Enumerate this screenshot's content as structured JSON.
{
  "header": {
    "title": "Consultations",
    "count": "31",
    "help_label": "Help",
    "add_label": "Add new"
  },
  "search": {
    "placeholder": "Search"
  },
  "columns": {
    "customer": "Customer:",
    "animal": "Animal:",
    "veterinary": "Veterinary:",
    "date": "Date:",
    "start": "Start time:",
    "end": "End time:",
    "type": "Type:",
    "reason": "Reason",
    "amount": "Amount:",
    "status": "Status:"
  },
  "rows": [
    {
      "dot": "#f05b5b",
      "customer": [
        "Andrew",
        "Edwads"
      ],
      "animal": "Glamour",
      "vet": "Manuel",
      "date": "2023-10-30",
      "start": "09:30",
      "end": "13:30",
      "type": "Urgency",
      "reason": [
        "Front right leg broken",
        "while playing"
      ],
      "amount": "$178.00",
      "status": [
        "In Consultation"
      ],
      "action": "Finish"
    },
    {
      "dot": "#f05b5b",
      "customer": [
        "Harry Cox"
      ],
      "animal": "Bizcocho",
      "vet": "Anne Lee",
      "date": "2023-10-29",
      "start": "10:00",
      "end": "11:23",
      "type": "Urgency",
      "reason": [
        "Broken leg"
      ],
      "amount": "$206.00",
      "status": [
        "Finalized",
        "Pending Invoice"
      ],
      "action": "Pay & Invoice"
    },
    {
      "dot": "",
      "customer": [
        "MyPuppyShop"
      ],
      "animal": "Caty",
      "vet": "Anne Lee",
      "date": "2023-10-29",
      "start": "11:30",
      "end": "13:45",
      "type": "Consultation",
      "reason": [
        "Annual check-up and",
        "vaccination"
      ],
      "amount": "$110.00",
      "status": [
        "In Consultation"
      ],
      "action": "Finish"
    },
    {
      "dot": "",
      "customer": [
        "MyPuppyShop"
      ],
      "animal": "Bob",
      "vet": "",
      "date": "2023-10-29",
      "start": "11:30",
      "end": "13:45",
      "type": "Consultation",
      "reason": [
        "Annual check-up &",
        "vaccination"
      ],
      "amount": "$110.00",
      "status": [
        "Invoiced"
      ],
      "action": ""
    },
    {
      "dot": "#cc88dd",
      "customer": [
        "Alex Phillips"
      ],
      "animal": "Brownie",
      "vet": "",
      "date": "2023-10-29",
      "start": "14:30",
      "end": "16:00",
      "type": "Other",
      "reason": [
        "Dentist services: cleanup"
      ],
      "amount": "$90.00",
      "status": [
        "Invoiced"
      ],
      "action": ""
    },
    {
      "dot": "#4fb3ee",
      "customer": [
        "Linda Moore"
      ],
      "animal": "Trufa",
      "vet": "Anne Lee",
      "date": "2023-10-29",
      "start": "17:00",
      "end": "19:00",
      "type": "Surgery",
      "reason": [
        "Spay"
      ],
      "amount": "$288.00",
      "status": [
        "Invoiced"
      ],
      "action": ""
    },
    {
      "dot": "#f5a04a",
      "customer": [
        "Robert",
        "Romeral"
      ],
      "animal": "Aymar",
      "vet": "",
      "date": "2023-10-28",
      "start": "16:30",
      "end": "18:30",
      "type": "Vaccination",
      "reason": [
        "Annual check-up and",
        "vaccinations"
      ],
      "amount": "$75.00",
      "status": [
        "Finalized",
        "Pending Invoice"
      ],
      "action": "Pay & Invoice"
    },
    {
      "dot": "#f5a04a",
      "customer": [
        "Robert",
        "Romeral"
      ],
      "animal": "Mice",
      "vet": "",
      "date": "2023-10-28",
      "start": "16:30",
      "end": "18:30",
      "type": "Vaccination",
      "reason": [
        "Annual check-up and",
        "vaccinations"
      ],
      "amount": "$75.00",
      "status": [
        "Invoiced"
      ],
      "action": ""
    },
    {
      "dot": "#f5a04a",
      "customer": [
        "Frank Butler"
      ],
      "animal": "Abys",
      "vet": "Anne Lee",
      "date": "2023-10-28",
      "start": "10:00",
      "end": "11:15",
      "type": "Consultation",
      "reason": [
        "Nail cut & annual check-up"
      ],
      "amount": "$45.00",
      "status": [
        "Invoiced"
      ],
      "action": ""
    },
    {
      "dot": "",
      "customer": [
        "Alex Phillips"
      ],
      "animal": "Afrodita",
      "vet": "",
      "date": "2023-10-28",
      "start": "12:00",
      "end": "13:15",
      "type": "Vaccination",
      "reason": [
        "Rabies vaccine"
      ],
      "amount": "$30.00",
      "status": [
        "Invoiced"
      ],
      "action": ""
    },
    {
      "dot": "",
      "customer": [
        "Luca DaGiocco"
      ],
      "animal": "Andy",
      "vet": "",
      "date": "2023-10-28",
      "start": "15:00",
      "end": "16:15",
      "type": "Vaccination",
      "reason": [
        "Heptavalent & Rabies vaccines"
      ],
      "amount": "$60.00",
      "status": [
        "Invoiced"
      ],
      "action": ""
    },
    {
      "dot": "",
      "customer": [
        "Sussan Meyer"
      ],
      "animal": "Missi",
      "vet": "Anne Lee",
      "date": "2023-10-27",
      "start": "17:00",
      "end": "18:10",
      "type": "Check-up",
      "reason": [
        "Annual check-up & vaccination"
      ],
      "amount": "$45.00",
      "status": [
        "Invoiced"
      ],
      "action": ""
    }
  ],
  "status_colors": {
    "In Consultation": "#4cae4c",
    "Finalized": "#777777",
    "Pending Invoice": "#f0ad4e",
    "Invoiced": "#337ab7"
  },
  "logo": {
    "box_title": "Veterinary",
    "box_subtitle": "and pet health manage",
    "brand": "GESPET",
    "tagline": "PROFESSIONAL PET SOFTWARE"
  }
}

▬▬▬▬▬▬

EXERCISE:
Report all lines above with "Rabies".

ANSWER AREA:
        "Rabies vaccine"
        "Heptavalent & Rabies vaccines"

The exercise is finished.